As you look over the data below, please find each line where the word "label" appears, then copy it.

++++++

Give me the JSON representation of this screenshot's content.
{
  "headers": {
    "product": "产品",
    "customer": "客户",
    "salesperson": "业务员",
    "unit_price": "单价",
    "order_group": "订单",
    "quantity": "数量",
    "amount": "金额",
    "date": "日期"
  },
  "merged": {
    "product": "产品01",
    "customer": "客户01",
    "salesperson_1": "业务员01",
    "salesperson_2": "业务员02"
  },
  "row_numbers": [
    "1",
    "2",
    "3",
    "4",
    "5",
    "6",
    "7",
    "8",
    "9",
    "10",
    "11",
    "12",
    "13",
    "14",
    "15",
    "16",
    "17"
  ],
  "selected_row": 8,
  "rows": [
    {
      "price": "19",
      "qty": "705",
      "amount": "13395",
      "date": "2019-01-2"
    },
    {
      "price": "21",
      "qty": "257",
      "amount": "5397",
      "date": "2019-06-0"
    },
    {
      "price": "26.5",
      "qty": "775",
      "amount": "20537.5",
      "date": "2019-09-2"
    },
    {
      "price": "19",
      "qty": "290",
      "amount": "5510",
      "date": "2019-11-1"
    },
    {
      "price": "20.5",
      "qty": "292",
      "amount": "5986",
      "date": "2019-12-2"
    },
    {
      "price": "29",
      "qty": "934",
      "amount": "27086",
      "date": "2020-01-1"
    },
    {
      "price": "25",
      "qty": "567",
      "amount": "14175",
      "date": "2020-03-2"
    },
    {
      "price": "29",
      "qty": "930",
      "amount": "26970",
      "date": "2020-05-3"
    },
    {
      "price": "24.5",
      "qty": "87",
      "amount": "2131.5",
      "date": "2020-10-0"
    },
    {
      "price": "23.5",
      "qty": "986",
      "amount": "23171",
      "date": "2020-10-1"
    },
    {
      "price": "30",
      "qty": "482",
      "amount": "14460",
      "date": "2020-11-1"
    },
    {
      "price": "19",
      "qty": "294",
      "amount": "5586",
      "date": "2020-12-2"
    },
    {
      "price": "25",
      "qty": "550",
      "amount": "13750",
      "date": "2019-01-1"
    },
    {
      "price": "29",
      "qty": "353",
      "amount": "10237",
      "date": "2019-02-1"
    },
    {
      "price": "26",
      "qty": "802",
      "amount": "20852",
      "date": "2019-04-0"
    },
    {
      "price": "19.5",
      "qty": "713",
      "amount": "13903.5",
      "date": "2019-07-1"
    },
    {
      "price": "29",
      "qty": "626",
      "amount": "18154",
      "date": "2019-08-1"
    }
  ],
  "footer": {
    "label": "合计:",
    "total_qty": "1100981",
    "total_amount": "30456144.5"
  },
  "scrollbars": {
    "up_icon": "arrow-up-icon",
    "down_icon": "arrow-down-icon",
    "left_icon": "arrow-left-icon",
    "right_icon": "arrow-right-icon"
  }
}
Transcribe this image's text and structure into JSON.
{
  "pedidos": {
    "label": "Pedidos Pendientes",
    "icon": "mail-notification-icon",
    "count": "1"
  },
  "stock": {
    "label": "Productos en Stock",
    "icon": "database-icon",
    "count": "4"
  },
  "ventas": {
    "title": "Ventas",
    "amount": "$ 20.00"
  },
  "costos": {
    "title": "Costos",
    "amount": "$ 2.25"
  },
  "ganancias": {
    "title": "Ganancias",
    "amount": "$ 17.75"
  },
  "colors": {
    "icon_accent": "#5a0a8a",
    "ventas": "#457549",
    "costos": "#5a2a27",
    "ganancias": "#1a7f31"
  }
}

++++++

*THE COMPLETED TASK*:
    "label": "合计:",
    "label": "Pedidos Pendientes",
    "label": "Productos en Stock",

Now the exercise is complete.